▸ **Source data**:

[Start of Attachment]

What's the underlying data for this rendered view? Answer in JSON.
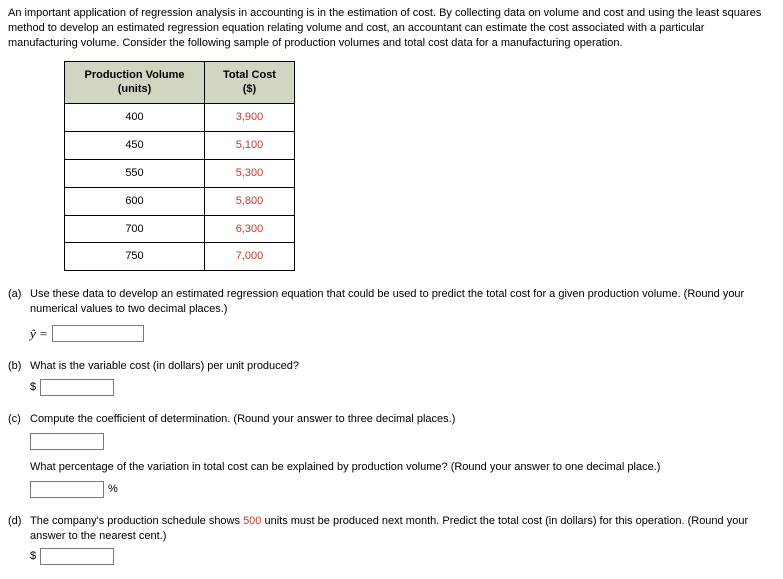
{
  "intro": "An important application of regression analysis in accounting is in the estimation of cost. By collecting data on volume and cost and using the least squares method to develop an estimated regression equation relating volume and cost, an accountant can estimate the cost associated with a particular manufacturing volume. Consider the following sample of production volumes and total cost data for a manufacturing operation.",
  "table": {
    "header_vol_line1": "Production Volume",
    "header_vol_line2": "(units)",
    "header_cost_line1": "Total Cost",
    "header_cost_line2": "($)",
    "rows": [
      {
        "vol": "400",
        "cost": "3,900"
      },
      {
        "vol": "450",
        "cost": "5,100"
      },
      {
        "vol": "550",
        "cost": "5,300"
      },
      {
        "vol": "600",
        "cost": "5,800"
      },
      {
        "vol": "700",
        "cost": "6,300"
      },
      {
        "vol": "750",
        "cost": "7,000"
      }
    ]
  },
  "parts": {
    "a": {
      "label": "(a)",
      "text": "Use these data to develop an estimated regression equation that could be used to predict the total cost for a given production volume. (Round your numerical values to two decimal places.)",
      "yhat": "ŷ ="
    },
    "b": {
      "label": "(b)",
      "text": "What is the variable cost (in dollars) per unit produced?",
      "prefix": "$"
    },
    "c": {
      "label": "(c)",
      "text1": "Compute the coefficient of determination. (Round your answer to three decimal places.)",
      "text2": "What percentage of the variation in total cost can be explained by production volume? (Round your answer to one decimal place.)",
      "suffix": "%"
    },
    "d": {
      "label": "(d)",
      "text_pre": "The company's production schedule shows ",
      "highlight": "500",
      "text_post": " units must be produced next month. Predict the total cost (in dollars) for this operation. (Round your answer to the nearest cent.)",
      "prefix": "$"
    }
  }
}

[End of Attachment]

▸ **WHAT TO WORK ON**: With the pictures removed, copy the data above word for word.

▸ **REPLY**:
What's the underlying data for this rendered view? Answer in JSON.
{
  "intro": "An important application of regression analysis in accounting is in the estimation of cost. By collecting data on volume and cost and using the least squares method to develop an estimated regression equation relating volume and cost, an accountant can estimate the cost associated with a particular manufacturing volume. Consider the following sample of production volumes and total cost data for a manufacturing operation.",
  "table": {
    "header_vol_line1": "Production Volume",
    "header_vol_line2": "(units)",
    "header_cost_line1": "Total Cost",
    "header_cost_line2": "($)",
    "rows": [
      {
        "vol": "400",
        "cost": "3,900"
      },
      {
        "vol": "450",
        "cost": "5,100"
      },
      {
        "vol": "550",
        "cost": "5,300"
      },
      {
        "vol": "600",
        "cost": "5,800"
      },
      {
        "vol": "700",
        "cost": "6,300"
      },
      {
        "vol": "750",
        "cost": "7,000"
      }
    ]
  },
  "parts": {
    "a": {
      "label": "(a)",
      "text": "Use these data to develop an estimated regression equation that could be used to predict the total cost for a given production volume. (Round your numerical values to two decimal places.)",
      "yhat": "ŷ ="
    },
    "b": {
      "label": "(b)",
      "text": "What is the variable cost (in dollars) per unit produced?",
      "prefix": "$"
    },
    "c": {
      "label": "(c)",
      "text1": "Compute the coefficient of determination. (Round your answer to three decimal places.)",
      "text2": "What percentage of the variation in total cost can be explained by production volume? (Round your answer to one decimal place.)",
      "suffix": "%"
    },
    "d": {
      "label": "(d)",
      "text_pre": "The company's production schedule shows ",
      "highlight": "500",
      "text_post": " units must be produced next month. Predict the total cost (in dollars) for this operation. (Round your answer to the nearest cent.)",
      "prefix": "$"
    }
  }
}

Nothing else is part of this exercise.